The Levelling up and Regeneration Bill will end its committee stage in the House of Commons in late October. With real uncertainty about whether the new Government will drop some of its proposals, now is good time to take stock of some underlying themes of the Bill and particularly the new clauses proposed by Government over the summer. There are two major concerns with this legislation. The first is that it ignores the repeated calls to include specific measures to help communities tackle the climate and cost of living crisis. In short, it contains nothing practical which might make the lives of communities better in the short term.
The second concern is that it contains strong measures to centralise decision making and reduce meaningful community engagement in planning decisions. Public trust in planning is at a low level already partly because of previous deregulation. The effect of the new Bill will further undermine that trust.

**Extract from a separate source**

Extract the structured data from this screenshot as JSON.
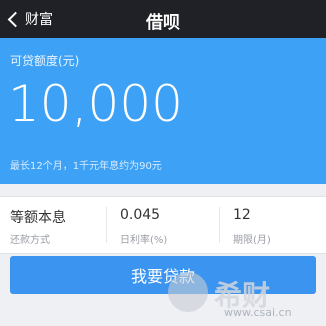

The only legal right which communities have in local planning is the right to be heard in front of a planning inspector if they have objected to a local plan. The new Bill weakens that provision by creating new parts of the local plan where this right does not apply. The Bill then creates new National Development Management Policy which, for the first time, clearly trump’s the legal status of local plan policy. This new national policy has no meaningful opportunity for public scrutiny and gives the Secretary of State an even stronger role in local decision making. Government has stressed the opportunities of digitising planning data to improve public engagement. The key issue is that there is no point having access to data if your voice in decision making has been marginalised or if decisions which were once taken locally are now determined in Whitehall.
The Bill as introduced into the House of Commons was largely focused on changes to the local planning process. Over the summer the Government has inserted new clauses which further restrict the voice of communities in the nationally significant infrastructure regime. This process deals with a wide range of energy, transport, commercial and leisure development. New Clause 60 gives a new power to the Secretary of State to shorten the time for public examinations to any duration he or she thinks fit. The current legal framework for decisions has a fixed time scale of nine months for the Planning Inspectorate to make a final decision. Six months of that period is allocated for the examination of highly complex infrastructure proposals. Inspectors use this this time to gather all the evidence they need. Public hearings form a fraction of this process. The current law denies any right for the public to cross examine witnesses. There is no evidence that the current period for the examination is a source of delay rather than an important aspect of due process.
Shortening this examination period even further will mean that the social and environmental impacts will not be properly scrutinised and communities will have even less time to try and have a meaningful voice over development which will have a profound impact on their lives.
The measures set out in New Clause 60 completes a powerful set of legal changes which comprehensively marginalise the voice of local people. These changes are wrong in principle because people voices should count in decision making and often improve the quality of the final outcome. But they are also wrong in practise. The denial of basic public participation in planning decisions and the decisive shifting of power from local authorities to the centre leaves communities silenced. Their only choice will be to campaign and the kind of direct action seen in response to fracking or the 1980s roads program. Ultimately any attempt to build without public consent or meaningful due process will end in expensive failure and bitter political division.